| Work instruction |
Your task is to reproduce the listing exactly, without its images.

┄┄┄┄┄┄┄┄┄┄┄┄┄┄┄┄┄┄┄┄

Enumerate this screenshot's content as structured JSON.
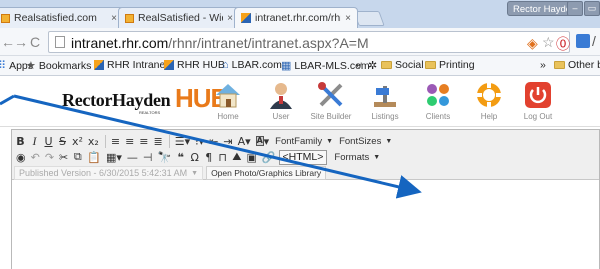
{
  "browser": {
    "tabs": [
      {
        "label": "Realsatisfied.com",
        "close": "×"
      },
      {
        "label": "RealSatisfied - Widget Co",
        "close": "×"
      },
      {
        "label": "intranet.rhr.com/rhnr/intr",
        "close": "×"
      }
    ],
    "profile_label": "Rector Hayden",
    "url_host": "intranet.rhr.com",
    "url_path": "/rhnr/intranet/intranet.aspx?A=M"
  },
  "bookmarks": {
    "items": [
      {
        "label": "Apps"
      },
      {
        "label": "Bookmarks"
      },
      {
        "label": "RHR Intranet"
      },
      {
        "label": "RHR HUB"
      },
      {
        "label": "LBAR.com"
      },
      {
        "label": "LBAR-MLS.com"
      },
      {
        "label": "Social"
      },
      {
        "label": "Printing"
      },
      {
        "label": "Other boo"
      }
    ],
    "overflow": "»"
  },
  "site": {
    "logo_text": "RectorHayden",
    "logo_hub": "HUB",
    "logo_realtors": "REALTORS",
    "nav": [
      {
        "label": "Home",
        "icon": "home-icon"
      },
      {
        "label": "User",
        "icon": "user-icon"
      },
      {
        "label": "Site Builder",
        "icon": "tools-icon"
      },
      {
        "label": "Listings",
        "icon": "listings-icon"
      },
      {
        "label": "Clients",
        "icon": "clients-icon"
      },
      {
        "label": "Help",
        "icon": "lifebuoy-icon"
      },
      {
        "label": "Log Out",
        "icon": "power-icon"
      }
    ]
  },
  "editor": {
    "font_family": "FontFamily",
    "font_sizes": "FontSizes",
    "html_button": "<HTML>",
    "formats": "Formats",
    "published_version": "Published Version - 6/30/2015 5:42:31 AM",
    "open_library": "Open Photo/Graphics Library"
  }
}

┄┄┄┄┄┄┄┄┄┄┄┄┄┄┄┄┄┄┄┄

| Result for this task |
Enumerate this screenshot's content as structured JSON.
{
  "browser": {
    "tabs": [
      {
        "label": "Realsatisfied.com",
        "close": "×"
      },
      {
        "label": "RealSatisfied - Widget Co",
        "close": "×"
      },
      {
        "label": "intranet.rhr.com/rhnr/intr",
        "close": "×"
      }
    ],
    "profile_label": "Rector Hayden",
    "url_host": "intranet.rhr.com",
    "url_path": "/rhnr/intranet/intranet.aspx?A=M"
  },
  "bookmarks": {
    "items": [
      {
        "label": "Apps"
      },
      {
        "label": "Bookmarks"
      },
      {
        "label": "RHR Intranet"
      },
      {
        "label": "RHR HUB"
      },
      {
        "label": "LBAR.com"
      },
      {
        "label": "LBAR-MLS.com"
      },
      {
        "label": "Social"
      },
      {
        "label": "Printing"
      },
      {
        "label": "Other boo"
      }
    ],
    "overflow": "»"
  },
  "site": {
    "logo_text": "RectorHayden",
    "logo_hub": "HUB",
    "logo_realtors": "REALTORS",
    "nav": [
      {
        "label": "Home",
        "icon": "home-icon"
      },
      {
        "label": "User",
        "icon": "user-icon"
      },
      {
        "label": "Site Builder",
        "icon": "tools-icon"
      },
      {
        "label": "Listings",
        "icon": "listings-icon"
      },
      {
        "label": "Clients",
        "icon": "clients-icon"
      },
      {
        "label": "Help",
        "icon": "lifebuoy-icon"
      },
      {
        "label": "Log Out",
        "icon": "power-icon"
      }
    ]
  },
  "editor": {
    "font_family": "FontFamily",
    "font_sizes": "FontSizes",
    "html_button": "<HTML>",
    "formats": "Formats",
    "published_version": "Published Version - 6/30/2015 5:42:31 AM",
    "open_library": "Open Photo/Graphics Library"
  }
}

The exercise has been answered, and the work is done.